Florida’s Infant Mortality Rate Among Minorities Increases
By Giulia Marsico
Florida’s Department of Health has recently released new figures to show that infant mortality among minorities has increased in the state of Florida and in Leon County.
According to the new information, the death rates among minorities increased from 4.4 to 4.9 infant deaths per 1,000 live births for Hispanics and 10.6 to 11 infant deaths per 1,000 live births for Blacks.
“Our primary goal is to improve racial and ethnic disparities in infant mortality. As the overall infant mortality rate continues to decrease, our work will focus on empowering communities that have the highest infant mortality rate,” said Mara Burger, press secretary for the Florida Department of Health.
Burger added that these rates can vary from year to year. The aforementioned rates show the rate increases from 2013 to 2014. In all of Florida there were 1,327 infant deaths, which shows a rate of 6.0 per 1,000 live births. Of those deaths, 538 were Black – an increase of 21 additional deaths statewide among Black babies.
Likewise, in 2013, there were 261 deaths of Hispanic infants. In 2014, the number increased to 304.
Edward Holifield, M.D., CEO of the Tallahassee Initiative for Social Justice, spoke passionately about income inequality and how he believes it is one of the many leading factors behind the higher rate of infant mortalities in minority communities.
“The severe income inequality prevents families from having necessary resources, like health insurance. Black children in Florida have the highest incidents of children without health insurance. The city and the county need to make this a priority,” said Holifield.
As a result of the increase, the Florida Department of Health is launching a statewide initiative to help decrease disparities in infant mortalities.
The initiative, Florida’s Healthy Babies, is partnering up with local leaders, private businesses, universities and colleges, non-profit organizations and other public agencies to help bring improvements in health care that contribute to infant mortalities. The state office is also extending their reach to federal partners, Health Resources and Services Administration, and other national organizations.
“Looking at trend data over the past few years helps us understand whether these changes are significant; a significant downward trend is what we want to see,” said Burger.
Research has shown that social circumstances, physical environments and healthy behaviors have a large influence on birth outcomes.

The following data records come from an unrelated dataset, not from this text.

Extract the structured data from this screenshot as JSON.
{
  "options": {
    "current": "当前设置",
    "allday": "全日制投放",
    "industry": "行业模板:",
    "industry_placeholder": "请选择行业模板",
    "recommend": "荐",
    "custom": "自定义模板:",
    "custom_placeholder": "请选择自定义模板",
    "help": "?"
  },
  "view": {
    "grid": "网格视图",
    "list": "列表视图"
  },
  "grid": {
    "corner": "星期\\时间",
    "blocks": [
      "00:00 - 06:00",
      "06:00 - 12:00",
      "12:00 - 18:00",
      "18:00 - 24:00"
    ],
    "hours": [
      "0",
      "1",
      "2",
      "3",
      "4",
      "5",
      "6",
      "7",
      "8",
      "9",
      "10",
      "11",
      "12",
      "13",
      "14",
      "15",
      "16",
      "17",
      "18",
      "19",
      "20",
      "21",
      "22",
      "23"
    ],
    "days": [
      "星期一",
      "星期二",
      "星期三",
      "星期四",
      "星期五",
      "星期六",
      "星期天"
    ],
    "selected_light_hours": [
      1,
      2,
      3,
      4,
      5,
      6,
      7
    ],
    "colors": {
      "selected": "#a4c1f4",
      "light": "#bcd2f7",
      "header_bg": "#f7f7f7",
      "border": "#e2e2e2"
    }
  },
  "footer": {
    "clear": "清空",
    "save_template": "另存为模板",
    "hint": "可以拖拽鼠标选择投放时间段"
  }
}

Burger is aiming toward community discussions in Florida counties to help identify and implement programs and policies that will affect these social factors.